TASK ITEM »
Among the entries below, find the lines with the word "this" and copy them.

(Records drawn from a dataset)
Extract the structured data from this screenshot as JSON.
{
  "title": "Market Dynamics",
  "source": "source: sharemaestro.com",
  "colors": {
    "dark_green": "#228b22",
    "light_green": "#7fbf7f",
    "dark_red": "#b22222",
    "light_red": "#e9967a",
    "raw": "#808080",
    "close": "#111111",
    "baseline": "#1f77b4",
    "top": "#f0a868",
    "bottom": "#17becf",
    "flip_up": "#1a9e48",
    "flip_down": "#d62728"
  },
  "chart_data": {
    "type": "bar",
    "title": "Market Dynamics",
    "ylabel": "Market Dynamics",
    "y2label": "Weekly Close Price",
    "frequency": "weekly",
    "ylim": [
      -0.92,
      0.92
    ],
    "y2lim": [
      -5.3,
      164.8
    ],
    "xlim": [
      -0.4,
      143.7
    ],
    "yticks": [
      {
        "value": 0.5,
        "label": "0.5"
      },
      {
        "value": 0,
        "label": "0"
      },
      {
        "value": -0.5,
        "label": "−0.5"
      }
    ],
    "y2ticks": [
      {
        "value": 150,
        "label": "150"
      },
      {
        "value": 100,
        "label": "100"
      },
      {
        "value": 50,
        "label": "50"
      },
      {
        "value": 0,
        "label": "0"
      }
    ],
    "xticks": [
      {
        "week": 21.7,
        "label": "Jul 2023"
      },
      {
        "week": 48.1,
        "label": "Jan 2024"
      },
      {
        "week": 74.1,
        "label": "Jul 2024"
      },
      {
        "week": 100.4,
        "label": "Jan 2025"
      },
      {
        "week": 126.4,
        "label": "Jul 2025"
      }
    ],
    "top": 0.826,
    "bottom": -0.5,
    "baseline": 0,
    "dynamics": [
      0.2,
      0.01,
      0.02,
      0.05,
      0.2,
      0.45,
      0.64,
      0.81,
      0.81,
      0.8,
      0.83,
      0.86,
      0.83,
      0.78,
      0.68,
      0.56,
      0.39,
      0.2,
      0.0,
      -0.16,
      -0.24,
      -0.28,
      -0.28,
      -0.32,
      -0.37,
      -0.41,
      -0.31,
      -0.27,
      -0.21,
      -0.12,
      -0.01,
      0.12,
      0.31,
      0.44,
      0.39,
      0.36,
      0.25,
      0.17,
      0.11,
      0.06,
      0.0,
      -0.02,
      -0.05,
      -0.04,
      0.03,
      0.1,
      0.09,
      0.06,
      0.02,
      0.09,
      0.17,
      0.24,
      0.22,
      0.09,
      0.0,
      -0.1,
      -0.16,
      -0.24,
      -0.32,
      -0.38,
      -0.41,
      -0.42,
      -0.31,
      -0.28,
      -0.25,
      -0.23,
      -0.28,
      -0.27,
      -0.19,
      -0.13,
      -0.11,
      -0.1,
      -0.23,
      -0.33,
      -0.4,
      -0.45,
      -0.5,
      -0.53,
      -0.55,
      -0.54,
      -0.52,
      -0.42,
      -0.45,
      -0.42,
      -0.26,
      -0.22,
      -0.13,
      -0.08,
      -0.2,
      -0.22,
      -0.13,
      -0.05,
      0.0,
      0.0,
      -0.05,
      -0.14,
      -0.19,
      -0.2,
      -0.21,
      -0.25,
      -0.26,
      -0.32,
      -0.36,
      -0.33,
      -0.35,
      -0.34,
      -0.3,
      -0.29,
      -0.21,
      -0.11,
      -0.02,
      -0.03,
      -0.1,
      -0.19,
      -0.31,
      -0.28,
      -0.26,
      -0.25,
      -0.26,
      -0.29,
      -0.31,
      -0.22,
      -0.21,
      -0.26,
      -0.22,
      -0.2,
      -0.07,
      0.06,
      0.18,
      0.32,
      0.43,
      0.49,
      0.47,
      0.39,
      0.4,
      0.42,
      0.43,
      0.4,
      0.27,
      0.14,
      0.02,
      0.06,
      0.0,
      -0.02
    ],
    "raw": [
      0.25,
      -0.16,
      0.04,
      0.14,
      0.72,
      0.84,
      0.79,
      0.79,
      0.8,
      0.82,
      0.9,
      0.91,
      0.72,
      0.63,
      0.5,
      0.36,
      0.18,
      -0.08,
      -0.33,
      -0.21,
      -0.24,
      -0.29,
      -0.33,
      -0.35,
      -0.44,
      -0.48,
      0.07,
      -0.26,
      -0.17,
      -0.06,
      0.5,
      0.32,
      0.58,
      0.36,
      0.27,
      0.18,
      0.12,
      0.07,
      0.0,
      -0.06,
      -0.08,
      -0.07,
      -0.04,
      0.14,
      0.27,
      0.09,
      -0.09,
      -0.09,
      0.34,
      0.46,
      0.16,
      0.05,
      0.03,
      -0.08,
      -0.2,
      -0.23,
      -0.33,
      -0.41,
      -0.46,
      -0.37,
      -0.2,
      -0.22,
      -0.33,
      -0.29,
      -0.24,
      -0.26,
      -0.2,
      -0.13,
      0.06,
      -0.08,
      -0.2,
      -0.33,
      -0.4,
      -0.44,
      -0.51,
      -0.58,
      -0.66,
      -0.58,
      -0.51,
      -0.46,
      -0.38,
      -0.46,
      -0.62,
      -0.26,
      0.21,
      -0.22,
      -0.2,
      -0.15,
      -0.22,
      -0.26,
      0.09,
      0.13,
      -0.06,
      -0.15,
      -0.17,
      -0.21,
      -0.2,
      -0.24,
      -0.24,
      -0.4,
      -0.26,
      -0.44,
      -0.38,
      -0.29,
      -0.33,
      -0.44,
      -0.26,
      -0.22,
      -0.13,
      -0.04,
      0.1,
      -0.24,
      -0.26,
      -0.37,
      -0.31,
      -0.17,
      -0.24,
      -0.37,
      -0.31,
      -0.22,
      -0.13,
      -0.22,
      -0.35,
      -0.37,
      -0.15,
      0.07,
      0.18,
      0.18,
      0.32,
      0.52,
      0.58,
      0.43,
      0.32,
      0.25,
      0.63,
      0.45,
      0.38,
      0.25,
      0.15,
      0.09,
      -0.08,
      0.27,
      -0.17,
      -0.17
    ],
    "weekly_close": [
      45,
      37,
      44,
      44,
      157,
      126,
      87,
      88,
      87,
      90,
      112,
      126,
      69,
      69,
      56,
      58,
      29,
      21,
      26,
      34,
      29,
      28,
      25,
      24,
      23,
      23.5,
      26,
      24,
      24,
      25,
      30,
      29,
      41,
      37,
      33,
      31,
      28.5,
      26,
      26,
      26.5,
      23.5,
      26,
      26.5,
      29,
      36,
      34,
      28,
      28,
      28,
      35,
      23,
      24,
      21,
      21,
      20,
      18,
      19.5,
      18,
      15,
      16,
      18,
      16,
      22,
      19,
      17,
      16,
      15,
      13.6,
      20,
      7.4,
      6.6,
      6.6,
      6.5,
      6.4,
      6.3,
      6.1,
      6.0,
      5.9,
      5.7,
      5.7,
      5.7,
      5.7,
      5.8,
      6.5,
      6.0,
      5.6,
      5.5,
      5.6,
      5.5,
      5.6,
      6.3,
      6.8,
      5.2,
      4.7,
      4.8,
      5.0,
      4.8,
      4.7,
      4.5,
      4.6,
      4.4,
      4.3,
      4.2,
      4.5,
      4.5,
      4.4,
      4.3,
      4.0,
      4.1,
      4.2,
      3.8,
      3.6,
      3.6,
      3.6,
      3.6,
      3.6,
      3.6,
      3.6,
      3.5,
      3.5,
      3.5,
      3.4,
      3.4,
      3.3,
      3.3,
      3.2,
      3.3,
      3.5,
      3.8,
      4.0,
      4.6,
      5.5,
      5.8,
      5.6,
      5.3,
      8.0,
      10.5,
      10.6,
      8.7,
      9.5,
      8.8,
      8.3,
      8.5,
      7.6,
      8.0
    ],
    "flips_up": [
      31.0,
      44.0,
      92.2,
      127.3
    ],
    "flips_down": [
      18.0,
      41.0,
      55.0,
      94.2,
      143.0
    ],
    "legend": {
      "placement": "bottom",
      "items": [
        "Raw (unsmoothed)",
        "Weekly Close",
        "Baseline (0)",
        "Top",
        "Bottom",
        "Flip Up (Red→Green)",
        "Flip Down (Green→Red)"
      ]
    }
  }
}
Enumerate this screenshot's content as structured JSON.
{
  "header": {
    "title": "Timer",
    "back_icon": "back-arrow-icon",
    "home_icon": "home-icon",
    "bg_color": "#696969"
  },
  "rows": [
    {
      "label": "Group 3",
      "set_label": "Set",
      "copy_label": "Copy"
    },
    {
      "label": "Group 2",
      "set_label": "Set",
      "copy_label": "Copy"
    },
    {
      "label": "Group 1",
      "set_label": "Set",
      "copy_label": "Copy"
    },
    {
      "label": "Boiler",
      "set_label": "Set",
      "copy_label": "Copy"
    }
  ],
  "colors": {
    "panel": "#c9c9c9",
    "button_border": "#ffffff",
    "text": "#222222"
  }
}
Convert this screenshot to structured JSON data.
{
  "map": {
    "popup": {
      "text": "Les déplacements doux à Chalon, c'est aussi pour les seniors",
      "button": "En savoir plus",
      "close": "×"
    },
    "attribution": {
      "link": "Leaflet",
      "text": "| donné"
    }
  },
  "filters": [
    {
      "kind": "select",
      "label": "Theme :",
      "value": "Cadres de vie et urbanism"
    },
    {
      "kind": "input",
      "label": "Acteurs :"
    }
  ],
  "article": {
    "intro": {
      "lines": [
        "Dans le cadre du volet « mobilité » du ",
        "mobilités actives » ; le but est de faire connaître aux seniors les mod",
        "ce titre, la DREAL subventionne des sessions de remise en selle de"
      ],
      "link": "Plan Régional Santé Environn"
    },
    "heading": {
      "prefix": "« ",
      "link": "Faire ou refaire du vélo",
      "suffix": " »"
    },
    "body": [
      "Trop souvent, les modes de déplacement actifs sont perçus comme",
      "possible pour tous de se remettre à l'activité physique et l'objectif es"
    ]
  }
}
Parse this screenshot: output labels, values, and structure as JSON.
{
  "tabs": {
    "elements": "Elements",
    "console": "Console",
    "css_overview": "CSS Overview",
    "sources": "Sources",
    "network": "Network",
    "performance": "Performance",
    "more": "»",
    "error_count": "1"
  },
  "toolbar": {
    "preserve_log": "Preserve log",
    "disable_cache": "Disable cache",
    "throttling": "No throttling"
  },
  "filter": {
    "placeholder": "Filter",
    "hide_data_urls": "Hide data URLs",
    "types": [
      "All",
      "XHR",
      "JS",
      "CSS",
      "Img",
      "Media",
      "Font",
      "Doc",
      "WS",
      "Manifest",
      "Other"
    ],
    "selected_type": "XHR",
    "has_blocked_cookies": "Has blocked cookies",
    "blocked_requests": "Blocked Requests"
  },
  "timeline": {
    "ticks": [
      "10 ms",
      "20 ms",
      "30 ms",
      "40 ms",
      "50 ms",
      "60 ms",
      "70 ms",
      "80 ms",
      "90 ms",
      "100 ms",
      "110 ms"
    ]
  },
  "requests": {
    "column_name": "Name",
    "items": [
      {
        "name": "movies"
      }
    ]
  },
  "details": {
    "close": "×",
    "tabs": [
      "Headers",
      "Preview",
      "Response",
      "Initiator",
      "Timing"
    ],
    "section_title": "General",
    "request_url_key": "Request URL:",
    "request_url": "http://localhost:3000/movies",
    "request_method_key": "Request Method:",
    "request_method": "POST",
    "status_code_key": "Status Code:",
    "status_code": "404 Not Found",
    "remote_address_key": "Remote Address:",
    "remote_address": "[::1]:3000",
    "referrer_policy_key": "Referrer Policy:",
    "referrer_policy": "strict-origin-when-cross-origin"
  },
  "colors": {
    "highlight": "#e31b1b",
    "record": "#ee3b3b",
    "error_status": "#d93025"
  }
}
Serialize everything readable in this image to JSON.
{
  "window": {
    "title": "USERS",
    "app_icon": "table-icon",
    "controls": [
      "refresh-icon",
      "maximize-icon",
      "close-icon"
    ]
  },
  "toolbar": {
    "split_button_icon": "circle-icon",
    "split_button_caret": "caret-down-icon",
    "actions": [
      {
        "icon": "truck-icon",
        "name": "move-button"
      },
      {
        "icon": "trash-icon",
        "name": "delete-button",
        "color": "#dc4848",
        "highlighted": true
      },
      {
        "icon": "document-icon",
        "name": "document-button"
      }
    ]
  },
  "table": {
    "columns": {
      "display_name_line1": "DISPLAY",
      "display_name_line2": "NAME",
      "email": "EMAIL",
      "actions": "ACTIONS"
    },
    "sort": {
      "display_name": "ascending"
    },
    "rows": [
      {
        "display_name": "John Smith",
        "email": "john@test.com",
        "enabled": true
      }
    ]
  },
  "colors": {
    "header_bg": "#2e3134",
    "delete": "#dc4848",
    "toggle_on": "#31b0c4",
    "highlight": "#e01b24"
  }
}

SOLVED EXERCISE »
Extract the structured data from this screenshot as JSON.
Enumerate this screenshot's content as structured JSON.
Convert this screenshot to structured JSON data.
Parse this screenshot: output labels, values, and structure as JSON.
Serialize everything readable in this image to JSON.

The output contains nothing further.